“It’s a story that really brings the audience in rather than pushing itself out to the them in the manner of a traditional Broadway musical,” explains Ryan Link, a supporting cast member who lends his voice, acting talent and musicianship to this romantic Tony Award-winning musical.
“It’s pretty non-traditional in that all of the actors play instruments. There are 12 of us on stage for most of the show. From guitars to mandolins to a cello, a couple of violins and a piano.”
"It's a story that really brings the audience in rather than pushing itself out to the them in the manner of a traditional Broadway musical," Ryan Link explains.
Unassuming in every way, from the simple set to the lighting to the costumes, the music drives this story of a Dublin street musician and a young woman who takes a strong interest in his powerful love songs.
The production is inspired by the 2007 film of the same name that starred musicians Glen Hasard and Markéta Irglová. The two also wrote and performed all of the songs, and main track “Falling Slowly” won the Oscar for Best Original Song. Link says it’s the tune most people walk away humming.
Because every character in the show is a musician, the timing of the numbers is natural. “The musical moments happen sort of organically because the characters would play and sing a song at that time. It's not like in traditional musicals where words are failing you so you have to sing about it,” Link says.
“It’s really beautiful music. It is a very moving show,” he says. But that’s not the show’s only appeal. “It’s surprisingly funny ... The dialogue is great and I think it sneaks up on you and kind of leaves this feeling of life being good even if it is bittersweet sometimes.”
“I think the audience can relate to the unconventional love that happens. It’s not a typical happy ending love story.

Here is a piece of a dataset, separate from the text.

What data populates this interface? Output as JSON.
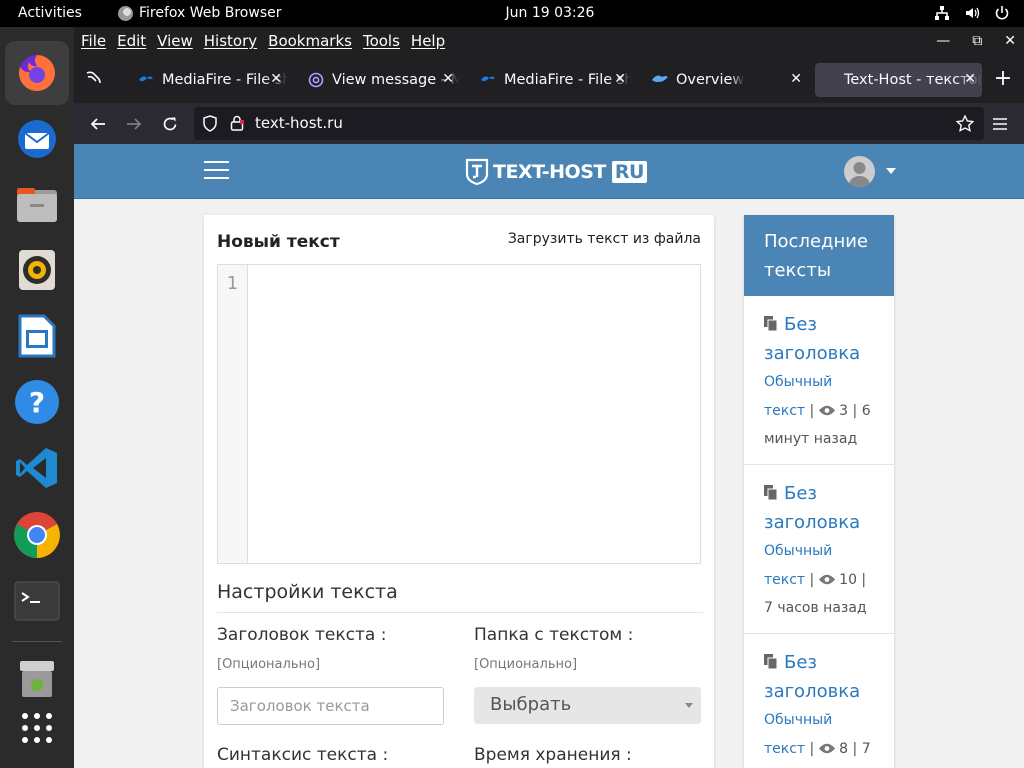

It’s about how people help you get through the things that you can’t let go of.”
Once runs March 10 - 15 at the Hobby Center for the Performing Arts. Go to the Broadway at the Hobby Center website for ticket information.